This is where the town starts to divide, because Allie chooses to execute him, worried that this is the only way she can get the rest of the town to fall in line. She feels it’s necessary to instill some fear, and she uses The Guard — basically, the football team — to execute the order. Now, suddenly, this socialist utopia is starting to look like a dictatorship.

Before it gets out of hand, however, Allie decides to hold elections, open to anyone. Initially, most of New Ham’s townspeople back Allie, but Gwen (Olivia Nikkanen) comes out with a populist platform and takes the lead by making a lot of promises that will be impractical or almost impossible to implement without upsetting order in town. Still, the public does not understand this, because there is not yet a method by which to educate them, and so Gwen’s popularity grows.

Then comes the wild card: The abusive boyfriend, Campbell Eliot — whom Allie had alienated by rightfully separating his girlfriend from him — decides to initiate a coup. He does so by appealing to The Guard (the jocks), installing puppets, and then spreading fake news, telling everyone that Allie had planned to stuff the ballot box. Basically, Campbell calls off the election, appoints Gwen and Harry as co-mayors, arrests Allie, and makes plans to run the city from behind the scenes.

Now we have what is essentially a military oligarchy, and that’s where the first season ends.

Here, however, is my biggest takeaway from the first season of The Society, and where Allie — and the rest of the town of New Ham — screwed up: Somewhere between the socialist utopia and the effort to implement a Democracy, they neglected to institute the most important ingredient in any successful society: A free press.

Everything went to hell in New Ham because too much was shrouded in secrecy. There was no transparency. Allie was making decisions for the public based on information the public did not have. A free press might have also prevented the populist wave. It would have definitely prevented the military takeover, because the townspeople would not have been so willing to believe the fake news that Campbell spread. They would have known the truth, because a kid from the yearbook staff would have needled it out of the leaders. She would have held those leaders to account. The public would have understood the reasoning behind the execution, they would have known why Allie separated the girlfriend from the abusive Campbell, and they would have known that democracy had not been tampered with. They may not have liked all the decisions that Allie made, but by God, they would have understood why she made them.

Ultimately, I came away from The Society with a better appreciation for our free press, and though I know it’s broken in so many ways, and that large swaths of the American public remain willfully oblivious to what the press has to offer, at least it’s there. At least we have an opportunity to understand what’s going on in our country. Donald Trump may be running the United States into the ground, but at least we are provided with the details. We see him. We can hold him accountable. We can call him on his bullsh*t. We can plan — and vote — accordingly. We may feel powerless to do it, but at least it’s not all happening behind the curtain.

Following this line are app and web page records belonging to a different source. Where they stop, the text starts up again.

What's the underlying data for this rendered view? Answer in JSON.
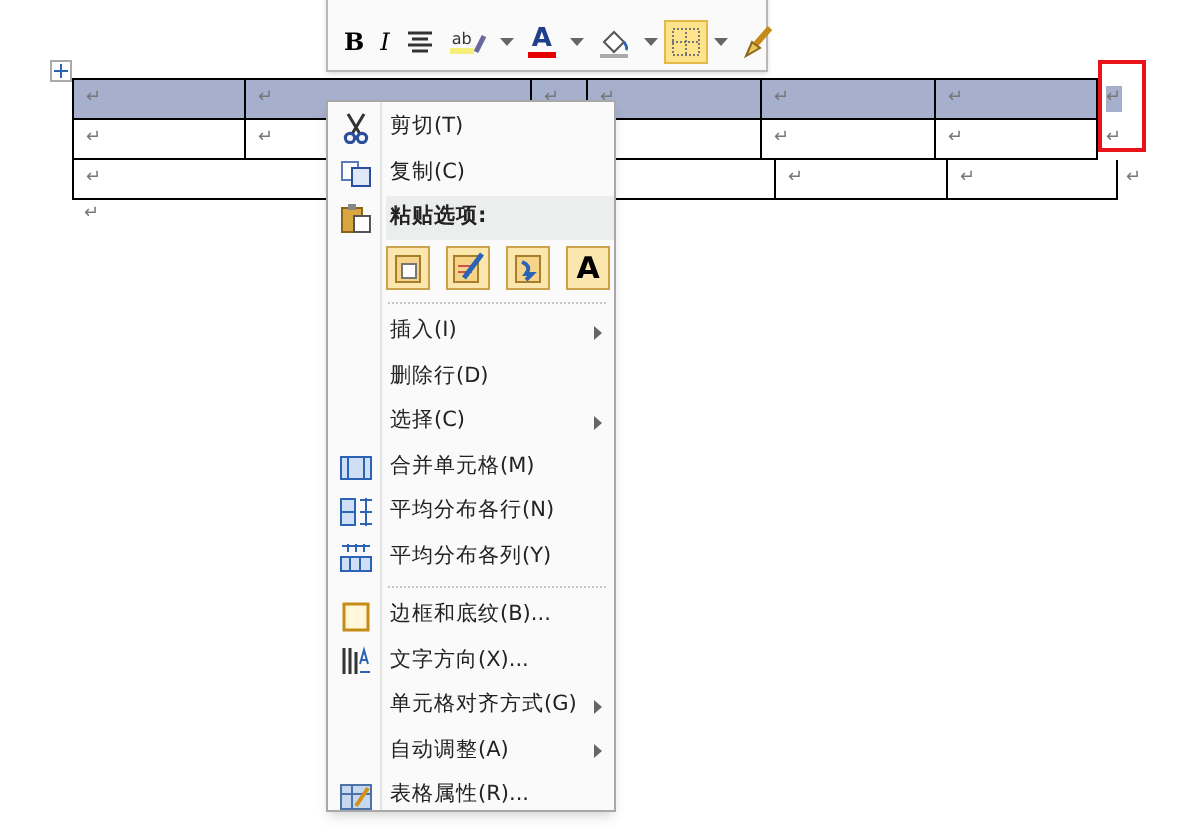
{
  "mini_toolbar": {
    "buttons": [
      {
        "kind": "bold",
        "label": "B",
        "dropdown": false,
        "selected": false
      },
      {
        "kind": "italic",
        "label": "I",
        "dropdown": false,
        "selected": false
      },
      {
        "kind": "align",
        "dropdown": false,
        "selected": false
      },
      {
        "kind": "highlight",
        "label": "ab",
        "dropdown": true,
        "selected": false
      },
      {
        "kind": "font_color",
        "label": "A",
        "dropdown": true,
        "selected": false
      },
      {
        "kind": "shading",
        "dropdown": true,
        "selected": false
      },
      {
        "kind": "borders",
        "dropdown": true,
        "selected": true
      },
      {
        "kind": "painter",
        "dropdown": false,
        "selected": false
      }
    ]
  },
  "table": {
    "rows": [
      {
        "selected": true,
        "cells": [
          "↵",
          "↵",
          "↵",
          "↵",
          "↵",
          "↵"
        ],
        "end_mark": "↵"
      },
      {
        "selected": false,
        "cells": [
          "↵",
          "↵",
          "",
          "",
          "↵",
          "↵"
        ],
        "end_mark": "↵"
      },
      {
        "selected": false,
        "cells": [
          "↵",
          "",
          "↵",
          "↵"
        ],
        "end_mark": "↵"
      }
    ],
    "highlight_frame": true
  },
  "paragraph_mark": "↵",
  "context_menu": {
    "items": [
      {
        "kind": "item",
        "label": "剪切(T)",
        "submenu": false
      },
      {
        "kind": "item",
        "label": "复制(C)",
        "submenu": false
      },
      {
        "kind": "header",
        "label": "粘贴选项:"
      },
      {
        "kind": "paste_options",
        "options": [
          {
            "kind": "keep"
          },
          {
            "kind": "merge"
          },
          {
            "kind": "text_only"
          },
          {
            "kind": "letter",
            "label": "A"
          }
        ]
      },
      {
        "kind": "separator"
      },
      {
        "kind": "item",
        "label": "插入(I)",
        "submenu": true
      },
      {
        "kind": "item",
        "label": "删除行(D)",
        "submenu": false
      },
      {
        "kind": "item",
        "label": "选择(C)",
        "submenu": true
      },
      {
        "kind": "item",
        "label": "合并单元格(M)",
        "submenu": false
      },
      {
        "kind": "item",
        "label": "平均分布各行(N)",
        "submenu": false
      },
      {
        "kind": "item",
        "label": "平均分布各列(Y)",
        "submenu": false
      },
      {
        "kind": "separator"
      },
      {
        "kind": "item",
        "label": "边框和底纹(B)...",
        "submenu": false
      },
      {
        "kind": "item",
        "label": "文字方向(X)...",
        "submenu": false
      },
      {
        "kind": "item",
        "label": "单元格对齐方式(G)",
        "submenu": true
      },
      {
        "kind": "item",
        "label": "自动调整(A)",
        "submenu": true
      },
      {
        "kind": "item",
        "label": "表格属性(R)...",
        "submenu": false
      }
    ]
  }
}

It’s what is missing from The Society, and if the town of New Ham ever hopes to succeed in season two or three, those damn teenagers are going to need to implement a free press. It is absolutely crucial to a successful government, and the first season of The Society illustrates exactly why.

Header Image Source: Netflix